Hydrologic data collected during the climatically near-average 6-year period of inventory 1957-62 provide the basis for making estimates of supply to and demand from the Lompoc subarea of the Santa Ynez River basin and changes in the quantity of water stored in the deposits of the basin. The hydrologic inventory presents gains or accretions to the water supply, as inflow, equated with loss by water demands, as outflow. The difference is the ground-water storage change. Items of inflow include precipitation, surface and subsurface inflow, irrigation return, and sewage effluent. Items of outflow include surface and subsurface outflow, evapotranspiration, and water pumped for irrigation and other uses.
Ground-water storage changes occurred as depletions of the shallow water body beneath the eastern and central parts of the Lompoc plain and beneath the upland part of the Lompoc subarea to the north and east. The estimated annual depletion of storage averaged 3,000 acre-feet.
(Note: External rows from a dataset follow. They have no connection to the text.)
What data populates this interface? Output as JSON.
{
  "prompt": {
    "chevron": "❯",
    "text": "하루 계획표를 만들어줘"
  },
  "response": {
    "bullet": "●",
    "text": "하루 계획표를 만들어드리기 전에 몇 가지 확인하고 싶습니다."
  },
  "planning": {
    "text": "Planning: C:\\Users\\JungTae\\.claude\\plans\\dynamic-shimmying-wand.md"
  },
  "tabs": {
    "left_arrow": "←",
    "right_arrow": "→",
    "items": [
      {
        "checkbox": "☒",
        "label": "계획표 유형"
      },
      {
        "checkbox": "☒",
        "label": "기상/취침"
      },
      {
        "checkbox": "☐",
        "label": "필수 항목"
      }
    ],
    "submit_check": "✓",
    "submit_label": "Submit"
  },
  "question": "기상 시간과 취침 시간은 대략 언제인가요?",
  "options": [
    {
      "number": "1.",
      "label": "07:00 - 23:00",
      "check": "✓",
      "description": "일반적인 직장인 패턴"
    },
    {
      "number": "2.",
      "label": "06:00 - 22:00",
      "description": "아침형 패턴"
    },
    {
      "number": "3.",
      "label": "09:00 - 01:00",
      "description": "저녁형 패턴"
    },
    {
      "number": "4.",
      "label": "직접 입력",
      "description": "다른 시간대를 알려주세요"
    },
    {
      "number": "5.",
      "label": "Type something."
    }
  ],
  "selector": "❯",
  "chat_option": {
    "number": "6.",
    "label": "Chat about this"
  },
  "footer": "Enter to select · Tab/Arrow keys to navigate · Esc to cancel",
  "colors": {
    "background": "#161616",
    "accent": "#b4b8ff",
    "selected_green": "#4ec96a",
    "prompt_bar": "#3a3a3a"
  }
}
A near balance between inflow and outflow is indicated by a calculated difference of 5,000 acre-feet of accretion and an observed depletion of ground water in storage of about 3,000 acre-feet. The difference of 8,000 acre-feet between the two values, considering the magnitude of total inflow and outflow--110,000 and 105,000 acre-feet, is not significant. For the period of inventory, more water was discharged from the basin by flow in the Santa Ynez River than by pumping from wells.
The near balance between inflow and outflow for a period of near-average climatic conditions, in general, substantiates a previous estimate that perennial pumpage is as much as about 20,000 acre-feet. However, water in storage will be depleted if the progressive change in the ratio of irrigation pumpage to other pumpage continues. Even though the hydrologic balance is maintained, changes in chemical quality of the ground water, due to recycling of irrigation water and inflow of poor-quality connate water from the consolidated rocks, indicate that chemical equilibrium has not been reached. Perennial supply under the 1957-62 conditions of inventory is estimated to be between 24,000 and 26,000 acre-feet.